With these three documents, the Jewish side has presented responses to the Jewish-Catholic dialogue, and we may pay tribute to its importance in that it has ushered in a new phase of Jewish-Christian dialogue. There is no doubt that this dialogue needs further deepening, since it is a matter of healing the first division in the history of Christianity, which we have to perceive in the separation of church and synagogue. Catholic theologian Erich Przywara calls this the original schism (“Ur-Riss”) from which was derived the later progressive incompleteness of the Catholica: “Schism between eastern and western church, schism between the Church of Rome and the Reformation pluriversum (the countless churches and sects) belong to the original schism between Judaism (the non-Christian Jews) and Christianity (the Gentiles) to use the language of Paul’s letters.”

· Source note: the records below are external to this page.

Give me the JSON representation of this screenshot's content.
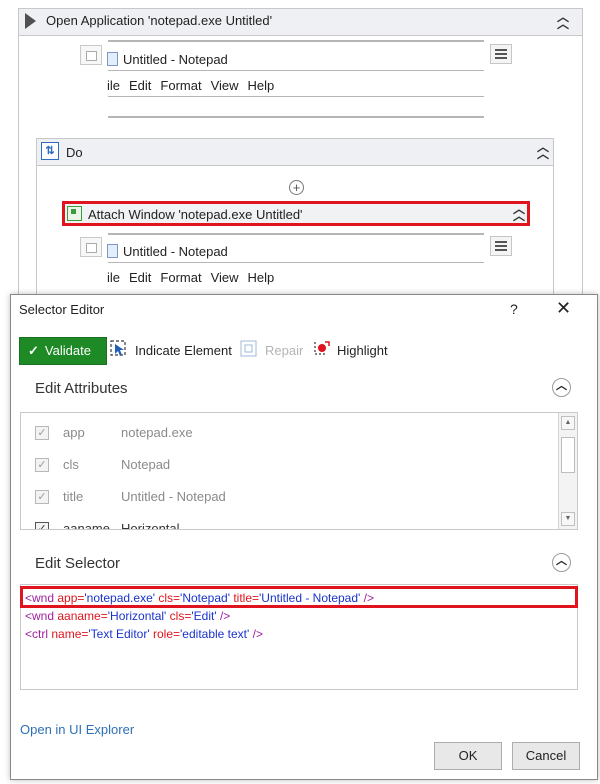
{
  "workflow": {
    "open_app_title": "Open Application 'notepad.exe Untitled'",
    "preview1": {
      "window_title": "Untitled - Notepad",
      "menu": [
        "ile",
        "Edit",
        "Format",
        "View",
        "Help"
      ]
    },
    "do_title": "Do",
    "attach_title": "Attach Window 'notepad.exe Untitled'",
    "preview2": {
      "window_title": "Untitled - Notepad",
      "menu": [
        "ile",
        "Edit",
        "Format",
        "View",
        "Help"
      ]
    }
  },
  "dialog": {
    "title": "Selector Editor",
    "help": "?",
    "close": "✕",
    "toolbar": {
      "validate": "Validate",
      "indicate": "Indicate Element",
      "repair": "Repair",
      "highlight": "Highlight"
    },
    "edit_attributes": {
      "heading": "Edit Attributes",
      "rows": [
        {
          "name": "app",
          "value": "notepad.exe"
        },
        {
          "name": "cls",
          "value": "Notepad"
        },
        {
          "name": "title",
          "value": "Untitled - Notepad"
        },
        {
          "name": "aaname",
          "value": "Horizontal"
        }
      ]
    },
    "edit_selector": {
      "heading": "Edit Selector",
      "line1": {
        "open": "<wnd ",
        "a1": "app=",
        "v1": "'notepad.exe'",
        "a2": " cls=",
        "v2": "'Notepad'",
        "a3": " title=",
        "v3": "'Untitled - Notepad'",
        "close": " />"
      },
      "line2": {
        "open": "<wnd ",
        "a1": "aaname=",
        "v1": "'Horizontal'",
        "a2": " cls=",
        "v2": "'Edit'",
        "close": " />"
      },
      "line3": {
        "open": "<ctrl ",
        "a1": "name=",
        "v1": "'Text Editor'",
        "a2": " role=",
        "v2": "'editable text'",
        "close": " />"
      }
    },
    "open_in_explorer": "Open in UI Explorer",
    "ok": "OK",
    "cancel": "Cancel"
  },
  "colors": {
    "validate_green": "#1e8a26",
    "highlight_red": "#e0141e",
    "selector_tag": "#a020a0",
    "selector_attr": "#e0141e",
    "selector_value": "#1a33cc",
    "link_blue": "#2e6fb6"
  }
}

If we take this diagnosis seriously the Judeo-Christian dialogue belongs at the centre of the reconciliation efforts of the Catholic Church. And it is coming to light that the Jewish-Christian dialogue will certainly not run out of material if it places itself at the service of healing the first division of the monotheistic world, i.e. the original schism between Church and Synagogue. I therefore thank the two institutions at the Pontifical University of Thomas Aquinas, namely the Institute for Ecumenical Studies and the John Paul II Center for Interreligious Dialogue, for taking the initiative of awarding the John Paul II Prize and promoting Catholic-Jewish studies in this way. A special word of gratitude goes to Father Ryan Muldoon for sharing his scholarly work with us. I hope that the prize-giving ceremony today will encourage young academics to present further studies so that we can soon gather again for a similar celebration to this one. With these words of appreciation and congratulation I thank you for your attention.

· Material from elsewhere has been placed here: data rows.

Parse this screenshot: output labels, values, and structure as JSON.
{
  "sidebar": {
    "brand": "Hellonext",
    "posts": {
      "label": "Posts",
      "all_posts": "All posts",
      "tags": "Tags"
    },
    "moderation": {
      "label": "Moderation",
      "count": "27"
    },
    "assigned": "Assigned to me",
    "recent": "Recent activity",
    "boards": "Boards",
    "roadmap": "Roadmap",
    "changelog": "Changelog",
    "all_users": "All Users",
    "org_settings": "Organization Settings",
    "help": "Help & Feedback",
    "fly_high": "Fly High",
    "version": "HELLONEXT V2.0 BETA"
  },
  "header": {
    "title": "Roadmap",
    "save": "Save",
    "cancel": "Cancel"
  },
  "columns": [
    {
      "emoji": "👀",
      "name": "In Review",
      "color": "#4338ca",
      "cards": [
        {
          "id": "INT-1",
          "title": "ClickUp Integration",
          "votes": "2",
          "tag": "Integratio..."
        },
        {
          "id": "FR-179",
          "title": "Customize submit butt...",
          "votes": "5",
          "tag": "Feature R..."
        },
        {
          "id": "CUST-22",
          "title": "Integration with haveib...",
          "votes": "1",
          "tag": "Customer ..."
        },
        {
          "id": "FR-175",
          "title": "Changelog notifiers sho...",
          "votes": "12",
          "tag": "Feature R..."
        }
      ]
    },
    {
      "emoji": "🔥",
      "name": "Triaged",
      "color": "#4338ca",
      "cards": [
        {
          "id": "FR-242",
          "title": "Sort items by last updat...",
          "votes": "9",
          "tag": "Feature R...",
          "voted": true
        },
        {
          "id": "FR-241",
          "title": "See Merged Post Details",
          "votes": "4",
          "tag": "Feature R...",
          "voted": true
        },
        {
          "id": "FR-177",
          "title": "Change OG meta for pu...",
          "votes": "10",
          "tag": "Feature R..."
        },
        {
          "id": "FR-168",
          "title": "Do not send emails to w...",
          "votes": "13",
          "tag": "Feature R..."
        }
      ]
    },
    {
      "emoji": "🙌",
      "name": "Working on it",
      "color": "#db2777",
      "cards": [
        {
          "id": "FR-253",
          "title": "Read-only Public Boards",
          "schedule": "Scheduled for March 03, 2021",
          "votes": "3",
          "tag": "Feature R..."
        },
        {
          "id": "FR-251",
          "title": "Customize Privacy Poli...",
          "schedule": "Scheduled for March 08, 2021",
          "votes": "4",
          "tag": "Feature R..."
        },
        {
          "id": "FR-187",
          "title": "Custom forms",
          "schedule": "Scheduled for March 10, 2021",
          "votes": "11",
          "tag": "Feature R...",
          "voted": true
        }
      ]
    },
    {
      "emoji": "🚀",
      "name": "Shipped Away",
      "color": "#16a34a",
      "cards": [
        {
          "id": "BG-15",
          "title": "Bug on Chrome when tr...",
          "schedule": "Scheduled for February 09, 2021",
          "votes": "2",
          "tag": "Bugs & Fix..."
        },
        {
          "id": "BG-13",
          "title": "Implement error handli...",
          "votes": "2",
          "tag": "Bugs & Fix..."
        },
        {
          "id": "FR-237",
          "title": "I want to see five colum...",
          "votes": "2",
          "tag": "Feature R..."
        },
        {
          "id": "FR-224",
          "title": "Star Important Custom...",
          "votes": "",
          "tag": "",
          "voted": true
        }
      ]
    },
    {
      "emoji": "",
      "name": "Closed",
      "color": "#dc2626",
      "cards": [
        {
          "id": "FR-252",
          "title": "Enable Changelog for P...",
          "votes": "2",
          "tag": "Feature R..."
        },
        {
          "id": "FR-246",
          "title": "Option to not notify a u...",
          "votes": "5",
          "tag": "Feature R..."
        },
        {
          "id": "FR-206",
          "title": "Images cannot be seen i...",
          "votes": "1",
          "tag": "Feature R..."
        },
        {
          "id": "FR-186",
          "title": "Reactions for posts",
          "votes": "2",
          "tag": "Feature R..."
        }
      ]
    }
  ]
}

 John Paul II, Address at the Great Synagogue of Rome on 13 April 1986.
 A. Kardinal Bea, Die Kirche und das jüdische Volk (Freiburg in Breisgau, 1966) 7.
 Published in French in: AAS 67 (1975) 73-79.

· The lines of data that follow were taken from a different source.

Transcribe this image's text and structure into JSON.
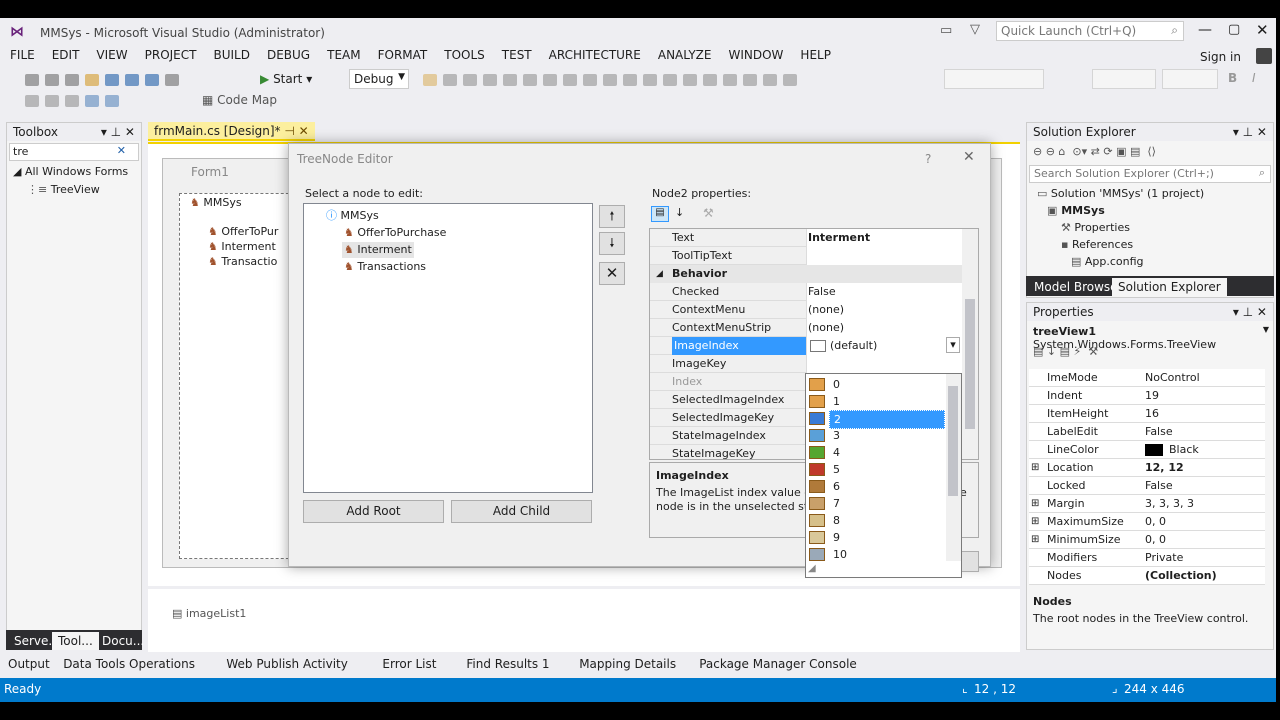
{
  "window": {
    "title": "MMSys - Microsoft Visual Studio (Administrator)",
    "quick_launch": "Quick Launch (Ctrl+Q)",
    "sign_in": "Sign in"
  },
  "menu": [
    "FILE",
    "EDIT",
    "VIEW",
    "PROJECT",
    "BUILD",
    "DEBUG",
    "TEAM",
    "FORMAT",
    "TOOLS",
    "TEST",
    "ARCHITECTURE",
    "ANALYZE",
    "WINDOW",
    "HELP"
  ],
  "toolbar": {
    "start": "Start",
    "config": "Debug",
    "code_map": "Code Map"
  },
  "toolbox": {
    "title": "Toolbox",
    "search": "tre",
    "group": "All Windows Forms",
    "item": "TreeView",
    "tabs": [
      "Serve...",
      "Tool...",
      "Docu..."
    ]
  },
  "doc_tab": "frmMain.cs [Design]*",
  "designer": {
    "form_title": "Form1",
    "nodes": [
      "MMSys",
      "OfferToPur",
      "Interment",
      "Transactio"
    ],
    "component": "imageList1"
  },
  "dialog": {
    "title": "TreeNode Editor",
    "help": "?",
    "select_label": "Select a node to edit:",
    "tree": [
      "MMSys",
      "OfferToPurchase",
      "Interment",
      "Transactions"
    ],
    "add_root": "Add Root",
    "add_child": "Add Child",
    "props_label": "Node2 properties:",
    "rows": [
      {
        "n": "Text",
        "v": "Interment"
      },
      {
        "n": "ToolTipText",
        "v": ""
      }
    ],
    "category": "Behavior",
    "rows2": [
      {
        "n": "Checked",
        "v": "False"
      },
      {
        "n": "ContextMenu",
        "v": "(none)"
      },
      {
        "n": "ContextMenuStrip",
        "v": "(none)"
      },
      {
        "n": "ImageIndex",
        "v": "(default)"
      },
      {
        "n": "ImageKey",
        "v": ""
      },
      {
        "n": "Index",
        "v": ""
      },
      {
        "n": "SelectedImageIndex",
        "v": ""
      },
      {
        "n": "SelectedImageKey",
        "v": ""
      },
      {
        "n": "StateImageIndex",
        "v": ""
      },
      {
        "n": "StateImageKey",
        "v": ""
      }
    ],
    "desc_title": "ImageIndex",
    "desc_text": "The ImageList index value of th                                   e node is in the unselected state",
    "desc_line1": "The ImageList index value of th",
    "desc_line1b": "e",
    "desc_line2": "node is in the unselected state",
    "dropdown": [
      "0",
      "1",
      "2",
      "3",
      "4",
      "5",
      "6",
      "7",
      "8",
      "9",
      "10"
    ],
    "dropdown_selected": "2"
  },
  "solution": {
    "title": "Solution Explorer",
    "search": "Search Solution Explorer (Ctrl+;)",
    "items": [
      "Solution 'MMSys' (1 project)",
      "MMSys",
      "Properties",
      "References",
      "App.config"
    ],
    "tabs": [
      "Model Browser",
      "Solution Explorer"
    ]
  },
  "properties": {
    "title": "Properties",
    "object": "treeView1",
    "type": "System.Windows.Forms.TreeView",
    "rows": [
      {
        "n": "ImeMode",
        "v": "NoControl"
      },
      {
        "n": "Indent",
        "v": "19"
      },
      {
        "n": "ItemHeight",
        "v": "16"
      },
      {
        "n": "LabelEdit",
        "v": "False"
      },
      {
        "n": "LineColor",
        "v": "Black"
      },
      {
        "n": "Location",
        "v": "12, 12"
      },
      {
        "n": "Locked",
        "v": "False"
      },
      {
        "n": "Margin",
        "v": "3, 3, 3, 3"
      },
      {
        "n": "MaximumSize",
        "v": "0, 0"
      },
      {
        "n": "MinimumSize",
        "v": "0, 0"
      },
      {
        "n": "Modifiers",
        "v": "Private"
      },
      {
        "n": "Nodes",
        "v": "(Collection)"
      }
    ],
    "desc_title": "Nodes",
    "desc_text": "The root nodes in the TreeView control."
  },
  "bottom_tabs": [
    "Output",
    "Data Tools Operations",
    "Web Publish Activity",
    "Error List",
    "Find Results 1",
    "Mapping Details",
    "Package Manager Console"
  ],
  "status": {
    "text": "Ready",
    "pos": "12 , 12",
    "size": "244 x 446"
  },
  "colors": {
    "accent": "#007acc",
    "selection": "#3399ff"
  }
}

 Published in French in: La Documentation Catholique 76 (1985) 733-738.
 Published in English in: The Pontifical Council for Promoting Christian Unity (Ed.), Information Service 97 I-II (1998) 18-22.
 Published in the Collana „Documenti Vaticani“ (Città del Vaticano, 2015).
 Cf. E. Kessler, Dabru Emet, in: ibidem., N. Wenborn (ed.), A Dictionary of Jewish-Christian-Relations (Cambridge, 2005).
 Cf. N. J. Hofmann, „Auf dem Weg zu einer vertieften Partnerschaft zwischen Juden und Christen“, in: J. Ahrens – K.-H. Blickle – D. Bolag – J. Heil (ed.), Hin zu einer Partnerschaft zwischen Juden und Christen. Die Erklärung orthodoxer Rabbiner zum Christentum (Berlin, 2017).
 A German translation can be found in : Kirche und Israel 32 (2017) 178-186.
 E. Przywara, Römische Katholizität – All-christliche Ökumenizität, in: J.B. Metz inter alia (ed.), Gott in Welt. Festgabe für K. Rahner (Freiburg i. Br. 1964) 524-528.